◆ Exercise:
Each line of the data below should be repeated exactly.

● ● ●

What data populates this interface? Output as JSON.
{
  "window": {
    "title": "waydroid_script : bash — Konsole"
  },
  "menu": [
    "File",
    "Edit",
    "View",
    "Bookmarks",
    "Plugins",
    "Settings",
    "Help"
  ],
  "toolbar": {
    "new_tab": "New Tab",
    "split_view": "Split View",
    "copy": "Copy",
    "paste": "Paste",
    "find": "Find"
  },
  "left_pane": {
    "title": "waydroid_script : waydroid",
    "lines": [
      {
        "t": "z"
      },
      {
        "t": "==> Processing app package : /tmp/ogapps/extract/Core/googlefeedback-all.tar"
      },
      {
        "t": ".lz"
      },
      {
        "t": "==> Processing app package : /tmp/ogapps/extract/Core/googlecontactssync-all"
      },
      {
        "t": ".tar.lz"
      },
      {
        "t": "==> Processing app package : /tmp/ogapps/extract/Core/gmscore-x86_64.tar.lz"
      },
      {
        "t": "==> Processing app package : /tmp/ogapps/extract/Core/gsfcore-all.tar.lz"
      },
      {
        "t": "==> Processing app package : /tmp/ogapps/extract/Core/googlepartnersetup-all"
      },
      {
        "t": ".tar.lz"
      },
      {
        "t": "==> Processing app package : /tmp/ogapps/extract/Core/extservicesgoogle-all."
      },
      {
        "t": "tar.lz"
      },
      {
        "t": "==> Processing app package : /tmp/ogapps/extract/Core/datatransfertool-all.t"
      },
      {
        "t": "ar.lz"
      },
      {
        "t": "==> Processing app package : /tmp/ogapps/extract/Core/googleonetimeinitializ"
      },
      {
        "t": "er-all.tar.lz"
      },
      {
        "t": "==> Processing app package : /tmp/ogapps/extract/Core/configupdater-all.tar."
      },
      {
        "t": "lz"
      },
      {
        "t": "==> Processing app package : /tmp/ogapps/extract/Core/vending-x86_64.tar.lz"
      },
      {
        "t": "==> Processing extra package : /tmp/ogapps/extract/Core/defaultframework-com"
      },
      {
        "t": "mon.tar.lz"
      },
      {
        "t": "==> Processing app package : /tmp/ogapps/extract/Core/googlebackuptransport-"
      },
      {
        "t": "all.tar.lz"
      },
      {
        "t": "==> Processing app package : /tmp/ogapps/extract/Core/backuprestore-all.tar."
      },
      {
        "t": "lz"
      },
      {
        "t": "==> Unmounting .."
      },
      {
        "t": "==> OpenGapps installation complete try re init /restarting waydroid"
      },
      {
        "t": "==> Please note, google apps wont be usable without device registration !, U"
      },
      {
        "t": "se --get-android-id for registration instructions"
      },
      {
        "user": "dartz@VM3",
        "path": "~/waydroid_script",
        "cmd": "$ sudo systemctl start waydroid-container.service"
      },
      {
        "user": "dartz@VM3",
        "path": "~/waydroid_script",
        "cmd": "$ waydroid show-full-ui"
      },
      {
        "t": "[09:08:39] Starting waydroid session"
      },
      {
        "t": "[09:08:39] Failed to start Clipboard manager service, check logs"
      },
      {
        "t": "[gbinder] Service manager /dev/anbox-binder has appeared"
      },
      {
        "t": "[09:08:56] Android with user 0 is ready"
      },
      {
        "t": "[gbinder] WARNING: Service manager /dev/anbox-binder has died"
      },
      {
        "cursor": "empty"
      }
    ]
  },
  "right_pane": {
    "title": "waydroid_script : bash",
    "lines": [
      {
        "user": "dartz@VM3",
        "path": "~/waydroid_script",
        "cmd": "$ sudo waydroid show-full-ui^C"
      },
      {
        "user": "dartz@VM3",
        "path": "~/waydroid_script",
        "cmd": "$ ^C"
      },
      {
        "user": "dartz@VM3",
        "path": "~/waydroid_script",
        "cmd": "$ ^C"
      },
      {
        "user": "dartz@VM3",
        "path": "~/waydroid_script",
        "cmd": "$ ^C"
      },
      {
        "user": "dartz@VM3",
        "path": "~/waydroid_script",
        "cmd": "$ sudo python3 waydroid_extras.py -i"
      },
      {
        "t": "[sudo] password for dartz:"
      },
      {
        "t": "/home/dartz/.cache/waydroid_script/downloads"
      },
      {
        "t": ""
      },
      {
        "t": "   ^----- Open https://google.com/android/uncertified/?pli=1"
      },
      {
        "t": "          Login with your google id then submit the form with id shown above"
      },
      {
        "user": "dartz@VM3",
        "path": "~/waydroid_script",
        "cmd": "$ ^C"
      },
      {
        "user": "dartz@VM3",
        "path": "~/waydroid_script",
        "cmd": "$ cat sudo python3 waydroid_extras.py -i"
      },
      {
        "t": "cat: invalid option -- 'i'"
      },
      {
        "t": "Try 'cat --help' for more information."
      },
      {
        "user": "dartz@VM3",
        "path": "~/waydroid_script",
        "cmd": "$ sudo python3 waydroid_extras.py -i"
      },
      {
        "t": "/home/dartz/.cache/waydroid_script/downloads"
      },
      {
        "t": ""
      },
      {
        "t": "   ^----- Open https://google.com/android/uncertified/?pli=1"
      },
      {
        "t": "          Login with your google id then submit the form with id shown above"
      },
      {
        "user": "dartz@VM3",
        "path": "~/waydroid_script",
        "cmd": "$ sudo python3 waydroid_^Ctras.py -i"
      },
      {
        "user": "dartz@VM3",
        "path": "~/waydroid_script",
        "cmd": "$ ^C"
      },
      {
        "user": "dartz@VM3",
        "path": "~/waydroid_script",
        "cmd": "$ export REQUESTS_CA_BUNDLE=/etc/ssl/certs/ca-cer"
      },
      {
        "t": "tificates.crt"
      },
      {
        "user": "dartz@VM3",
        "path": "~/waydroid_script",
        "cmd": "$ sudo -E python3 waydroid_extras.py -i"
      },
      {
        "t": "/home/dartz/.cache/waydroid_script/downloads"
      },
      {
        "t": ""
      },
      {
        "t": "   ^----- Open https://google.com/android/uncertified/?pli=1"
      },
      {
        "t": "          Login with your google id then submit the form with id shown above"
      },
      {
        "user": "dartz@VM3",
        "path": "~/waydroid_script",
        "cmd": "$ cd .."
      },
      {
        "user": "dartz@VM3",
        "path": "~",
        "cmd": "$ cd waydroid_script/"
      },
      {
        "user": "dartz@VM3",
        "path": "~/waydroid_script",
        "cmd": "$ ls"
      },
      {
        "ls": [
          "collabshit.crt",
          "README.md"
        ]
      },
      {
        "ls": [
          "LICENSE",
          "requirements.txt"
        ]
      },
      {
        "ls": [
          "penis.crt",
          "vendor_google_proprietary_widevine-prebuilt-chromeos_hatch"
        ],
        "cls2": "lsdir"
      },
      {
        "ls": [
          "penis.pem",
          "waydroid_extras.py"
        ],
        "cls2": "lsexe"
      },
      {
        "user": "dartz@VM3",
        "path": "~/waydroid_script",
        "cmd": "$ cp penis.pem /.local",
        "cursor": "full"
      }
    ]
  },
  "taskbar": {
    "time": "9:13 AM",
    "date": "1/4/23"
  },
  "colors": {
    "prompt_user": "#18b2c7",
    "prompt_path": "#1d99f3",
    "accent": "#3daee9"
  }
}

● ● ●

◆ Solution:
What data populates this interface? Output as JSON.
{
  "window": {
    "title": "waydroid_script : bash — Konsole"
  },
  "menu": [
    "File",
    "Edit",
    "View",
    "Bookmarks",
    "Plugins",
    "Settings",
    "Help"
  ],
  "toolbar": {
    "new_tab": "New Tab",
    "split_view": "Split View",
    "copy": "Copy",
    "paste": "Paste",
    "find": "Find"
  },
  "left_pane": {
    "title": "waydroid_script : waydroid",
    "lines": [
      {
        "t": "z"
      },
      {
        "t": "==> Processing app package : /tmp/ogapps/extract/Core/googlefeedback-all.tar"
      },
      {
        "t": ".lz"
      },
      {
        "t": "==> Processing app package : /tmp/ogapps/extract/Core/googlecontactssync-all"
      },
      {
        "t": ".tar.lz"
      },
      {
        "t": "==> Processing app package : /tmp/ogapps/extract/Core/gmscore-x86_64.tar.lz"
      },
      {
        "t": "==> Processing app package : /tmp/ogapps/extract/Core/gsfcore-all.tar.lz"
      },
      {
        "t": "==> Processing app package : /tmp/ogapps/extract/Core/googlepartnersetup-all"
      },
      {
        "t": ".tar.lz"
      },
      {
        "t": "==> Processing app package : /tmp/ogapps/extract/Core/extservicesgoogle-all."
      },
      {
        "t": "tar.lz"
      },
      {
        "t": "==> Processing app package : /tmp/ogapps/extract/Core/datatransfertool-all.t"
      },
      {
        "t": "ar.lz"
      },
      {
        "t": "==> Processing app package : /tmp/ogapps/extract/Core/googleonetimeinitializ"
      },
      {
        "t": "er-all.tar.lz"
      },
      {
        "t": "==> Processing app package : /tmp/ogapps/extract/Core/configupdater-all.tar."
      },
      {
        "t": "lz"
      },
      {
        "t": "==> Processing app package : /tmp/ogapps/extract/Core/vending-x86_64.tar.lz"
      },
      {
        "t": "==> Processing extra package : /tmp/ogapps/extract/Core/defaultframework-com"
      },
      {
        "t": "mon.tar.lz"
      },
      {
        "t": "==> Processing app package : /tmp/ogapps/extract/Core/googlebackuptransport-"
      },
      {
        "t": "all.tar.lz"
      },
      {
        "t": "==> Processing app package : /tmp/ogapps/extract/Core/backuprestore-all.tar."
      },
      {
        "t": "lz"
      },
      {
        "t": "==> Unmounting .."
      },
      {
        "t": "==> OpenGapps installation complete try re init /restarting waydroid"
      },
      {
        "t": "==> Please note, google apps wont be usable without device registration !, U"
      },
      {
        "t": "se --get-android-id for registration instructions"
      },
      {
        "user": "dartz@VM3",
        "path": "~/waydroid_script",
        "cmd": "$ sudo systemctl start waydroid-container.service"
      },
      {
        "user": "dartz@VM3",
        "path": "~/waydroid_script",
        "cmd": "$ waydroid show-full-ui"
      },
      {
        "t": "[09:08:39] Starting waydroid session"
      },
      {
        "t": "[09:08:39] Failed to start Clipboard manager service, check logs"
      },
      {
        "t": "[gbinder] Service manager /dev/anbox-binder has appeared"
      },
      {
        "t": "[09:08:56] Android with user 0 is ready"
      },
      {
        "t": "[gbinder] WARNING: Service manager /dev/anbox-binder has died"
      },
      {
        "cursor": "empty"
      }
    ]
  },
  "right_pane": {
    "title": "waydroid_script : bash",
    "lines": [
      {
        "user": "dartz@VM3",
        "path": "~/waydroid_script",
        "cmd": "$ sudo waydroid show-full-ui^C"
      },
      {
        "user": "dartz@VM3",
        "path": "~/waydroid_script",
        "cmd": "$ ^C"
      },
      {
        "user": "dartz@VM3",
        "path": "~/waydroid_script",
        "cmd": "$ ^C"
      },
      {
        "user": "dartz@VM3",
        "path": "~/waydroid_script",
        "cmd": "$ ^C"
      },
      {
        "user": "dartz@VM3",
        "path": "~/waydroid_script",
        "cmd": "$ sudo python3 waydroid_extras.py -i"
      },
      {
        "t": "[sudo] password for dartz:"
      },
      {
        "t": "/home/dartz/.cache/waydroid_script/downloads"
      },
      {
        "t": ""
      },
      {
        "t": "   ^----- Open https://google.com/android/uncertified/?pli=1"
      },
      {
        "t": "          Login with your google id then submit the form with id shown above"
      },
      {
        "user": "dartz@VM3",
        "path": "~/waydroid_script",
        "cmd": "$ ^C"
      },
      {
        "user": "dartz@VM3",
        "path": "~/waydroid_script",
        "cmd": "$ cat sudo python3 waydroid_extras.py -i"
      },
      {
        "t": "cat: invalid option -- 'i'"
      },
      {
        "t": "Try 'cat --help' for more information."
      },
      {
        "user": "dartz@VM3",
        "path": "~/waydroid_script",
        "cmd": "$ sudo python3 waydroid_extras.py -i"
      },
      {
        "t": "/home/dartz/.cache/waydroid_script/downloads"
      },
      {
        "t": ""
      },
      {
        "t": "   ^----- Open https://google.com/android/uncertified/?pli=1"
      },
      {
        "t": "          Login with your google id then submit the form with id shown above"
      },
      {
        "user": "dartz@VM3",
        "path": "~/waydroid_script",
        "cmd": "$ sudo python3 waydroid_^Ctras.py -i"
      },
      {
        "user": "dartz@VM3",
        "path": "~/waydroid_script",
        "cmd": "$ ^C"
      },
      {
        "user": "dartz@VM3",
        "path": "~/waydroid_script",
        "cmd": "$ export REQUESTS_CA_BUNDLE=/etc/ssl/certs/ca-cer"
      },
      {
        "t": "tificates.crt"
      },
      {
        "user": "dartz@VM3",
        "path": "~/waydroid_script",
        "cmd": "$ sudo -E python3 waydroid_extras.py -i"
      },
      {
        "t": "/home/dartz/.cache/waydroid_script/downloads"
      },
      {
        "t": ""
      },
      {
        "t": "   ^----- Open https://google.com/android/uncertified/?pli=1"
      },
      {
        "t": "          Login with your google id then submit the form with id shown above"
      },
      {
        "user": "dartz@VM3",
        "path": "~/waydroid_script",
        "cmd": "$ cd .."
      },
      {
        "user": "dartz@VM3",
        "path": "~",
        "cmd": "$ cd waydroid_script/"
      },
      {
        "user": "dartz@VM3",
        "path": "~/waydroid_script",
        "cmd": "$ ls"
      },
      {
        "ls": [
          "collabshit.crt",
          "README.md"
        ]
      },
      {
        "ls": [
          "LICENSE",
          "requirements.txt"
        ]
      },
      {
        "ls": [
          "penis.crt",
          "vendor_google_proprietary_widevine-prebuilt-chromeos_hatch"
        ],
        "cls2": "lsdir"
      },
      {
        "ls": [
          "penis.pem",
          "waydroid_extras.py"
        ],
        "cls2": "lsexe"
      },
      {
        "user": "dartz@VM3",
        "path": "~/waydroid_script",
        "cmd": "$ cp penis.pem /.local",
        "cursor": "full"
      }
    ]
  },
  "taskbar": {
    "time": "9:13 AM",
    "date": "1/4/23"
  },
  "colors": {
    "prompt_user": "#18b2c7",
    "prompt_path": "#1d99f3",
    "accent": "#3daee9"
  }
}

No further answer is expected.